Data:
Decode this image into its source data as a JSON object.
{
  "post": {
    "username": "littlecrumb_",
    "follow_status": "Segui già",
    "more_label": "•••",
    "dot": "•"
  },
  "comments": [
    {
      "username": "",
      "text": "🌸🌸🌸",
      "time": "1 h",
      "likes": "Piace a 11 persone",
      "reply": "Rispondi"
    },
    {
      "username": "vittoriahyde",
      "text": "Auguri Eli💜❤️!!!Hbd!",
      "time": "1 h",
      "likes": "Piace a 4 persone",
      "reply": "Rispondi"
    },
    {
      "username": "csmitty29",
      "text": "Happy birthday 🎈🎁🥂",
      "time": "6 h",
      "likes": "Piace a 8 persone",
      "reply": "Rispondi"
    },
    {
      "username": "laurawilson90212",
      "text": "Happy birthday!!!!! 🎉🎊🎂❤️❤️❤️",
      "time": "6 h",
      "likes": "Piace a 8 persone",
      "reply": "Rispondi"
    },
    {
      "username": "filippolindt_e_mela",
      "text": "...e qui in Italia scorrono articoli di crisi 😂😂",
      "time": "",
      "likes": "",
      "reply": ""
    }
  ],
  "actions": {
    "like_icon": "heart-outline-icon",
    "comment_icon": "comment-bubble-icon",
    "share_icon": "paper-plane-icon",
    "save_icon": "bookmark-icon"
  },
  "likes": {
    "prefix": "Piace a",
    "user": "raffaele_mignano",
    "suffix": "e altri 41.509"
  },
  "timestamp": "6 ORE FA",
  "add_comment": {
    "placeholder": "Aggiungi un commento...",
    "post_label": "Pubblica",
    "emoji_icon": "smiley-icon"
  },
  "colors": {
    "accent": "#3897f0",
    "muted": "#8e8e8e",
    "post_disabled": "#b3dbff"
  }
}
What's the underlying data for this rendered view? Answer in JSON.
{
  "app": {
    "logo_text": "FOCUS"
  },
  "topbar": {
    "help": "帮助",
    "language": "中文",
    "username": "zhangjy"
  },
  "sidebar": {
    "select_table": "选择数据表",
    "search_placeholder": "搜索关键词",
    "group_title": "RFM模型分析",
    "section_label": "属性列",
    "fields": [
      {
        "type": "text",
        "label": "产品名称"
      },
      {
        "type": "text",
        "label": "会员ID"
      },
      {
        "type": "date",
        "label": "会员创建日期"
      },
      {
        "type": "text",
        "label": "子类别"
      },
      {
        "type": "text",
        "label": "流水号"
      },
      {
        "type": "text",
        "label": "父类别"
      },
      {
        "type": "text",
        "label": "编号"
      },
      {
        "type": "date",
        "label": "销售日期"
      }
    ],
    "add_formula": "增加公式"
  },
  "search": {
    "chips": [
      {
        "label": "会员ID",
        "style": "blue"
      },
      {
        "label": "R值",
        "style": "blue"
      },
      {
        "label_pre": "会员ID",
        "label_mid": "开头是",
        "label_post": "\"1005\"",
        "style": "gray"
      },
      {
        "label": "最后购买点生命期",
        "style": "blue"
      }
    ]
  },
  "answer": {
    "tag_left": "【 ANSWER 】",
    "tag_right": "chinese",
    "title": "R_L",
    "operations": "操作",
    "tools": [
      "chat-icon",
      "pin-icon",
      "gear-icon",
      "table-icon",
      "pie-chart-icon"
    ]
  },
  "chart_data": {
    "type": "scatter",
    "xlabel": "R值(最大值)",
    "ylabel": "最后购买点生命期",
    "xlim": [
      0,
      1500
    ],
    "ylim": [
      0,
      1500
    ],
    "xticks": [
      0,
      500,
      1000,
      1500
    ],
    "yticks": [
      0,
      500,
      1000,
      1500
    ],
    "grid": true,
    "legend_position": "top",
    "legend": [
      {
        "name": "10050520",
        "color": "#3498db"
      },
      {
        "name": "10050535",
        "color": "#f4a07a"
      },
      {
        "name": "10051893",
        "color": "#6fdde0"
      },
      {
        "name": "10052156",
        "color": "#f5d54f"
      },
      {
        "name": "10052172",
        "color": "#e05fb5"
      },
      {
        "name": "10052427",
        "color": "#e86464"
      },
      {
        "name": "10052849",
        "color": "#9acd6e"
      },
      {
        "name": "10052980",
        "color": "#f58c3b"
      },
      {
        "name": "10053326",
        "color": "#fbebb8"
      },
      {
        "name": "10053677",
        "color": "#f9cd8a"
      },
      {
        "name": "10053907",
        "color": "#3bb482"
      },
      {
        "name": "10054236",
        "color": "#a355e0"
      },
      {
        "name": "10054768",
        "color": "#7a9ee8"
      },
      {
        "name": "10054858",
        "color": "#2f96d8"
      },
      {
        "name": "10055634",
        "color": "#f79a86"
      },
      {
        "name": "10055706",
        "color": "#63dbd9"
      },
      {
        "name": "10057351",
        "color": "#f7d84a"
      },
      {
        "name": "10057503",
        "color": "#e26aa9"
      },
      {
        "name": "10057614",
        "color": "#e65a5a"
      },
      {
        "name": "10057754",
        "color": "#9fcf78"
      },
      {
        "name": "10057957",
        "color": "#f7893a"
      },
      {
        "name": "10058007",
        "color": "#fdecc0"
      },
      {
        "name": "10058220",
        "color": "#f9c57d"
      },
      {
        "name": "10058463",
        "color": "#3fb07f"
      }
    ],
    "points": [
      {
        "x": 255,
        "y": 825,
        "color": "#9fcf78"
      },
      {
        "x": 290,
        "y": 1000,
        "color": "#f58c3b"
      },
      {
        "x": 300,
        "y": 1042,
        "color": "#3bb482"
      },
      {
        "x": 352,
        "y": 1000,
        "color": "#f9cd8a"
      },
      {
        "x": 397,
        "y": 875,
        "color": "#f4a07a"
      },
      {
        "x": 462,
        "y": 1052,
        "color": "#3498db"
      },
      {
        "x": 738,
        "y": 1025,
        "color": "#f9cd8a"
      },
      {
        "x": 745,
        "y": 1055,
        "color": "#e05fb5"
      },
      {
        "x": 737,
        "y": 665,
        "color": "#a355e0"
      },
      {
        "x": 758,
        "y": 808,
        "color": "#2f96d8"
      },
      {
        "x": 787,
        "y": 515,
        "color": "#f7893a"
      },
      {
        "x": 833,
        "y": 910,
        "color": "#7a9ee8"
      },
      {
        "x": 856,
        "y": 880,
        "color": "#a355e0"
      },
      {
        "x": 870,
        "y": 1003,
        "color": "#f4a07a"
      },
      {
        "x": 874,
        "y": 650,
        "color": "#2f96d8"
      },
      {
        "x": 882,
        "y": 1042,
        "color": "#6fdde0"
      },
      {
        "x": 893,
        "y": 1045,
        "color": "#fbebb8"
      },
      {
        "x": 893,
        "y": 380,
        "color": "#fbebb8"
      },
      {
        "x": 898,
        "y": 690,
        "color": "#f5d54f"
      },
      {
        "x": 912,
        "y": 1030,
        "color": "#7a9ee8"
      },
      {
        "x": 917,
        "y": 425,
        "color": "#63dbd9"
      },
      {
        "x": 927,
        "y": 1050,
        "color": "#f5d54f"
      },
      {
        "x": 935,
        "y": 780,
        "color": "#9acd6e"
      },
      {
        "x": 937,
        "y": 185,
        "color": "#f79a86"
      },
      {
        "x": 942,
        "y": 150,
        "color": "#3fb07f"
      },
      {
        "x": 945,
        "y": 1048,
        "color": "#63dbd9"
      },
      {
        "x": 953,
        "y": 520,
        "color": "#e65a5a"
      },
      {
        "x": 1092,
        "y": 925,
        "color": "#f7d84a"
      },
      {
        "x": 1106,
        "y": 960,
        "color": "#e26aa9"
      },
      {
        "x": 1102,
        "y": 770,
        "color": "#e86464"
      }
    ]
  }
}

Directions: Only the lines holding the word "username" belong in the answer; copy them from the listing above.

Exercise answer:
    "username": "littlecrumb_",
      "username": "",
      "username": "vittoriahyde",
      "username": "csmitty29",
      "username": "laurawilson90212",
      "username": "filippolindt_e_mela",
    "username": "zhangjy"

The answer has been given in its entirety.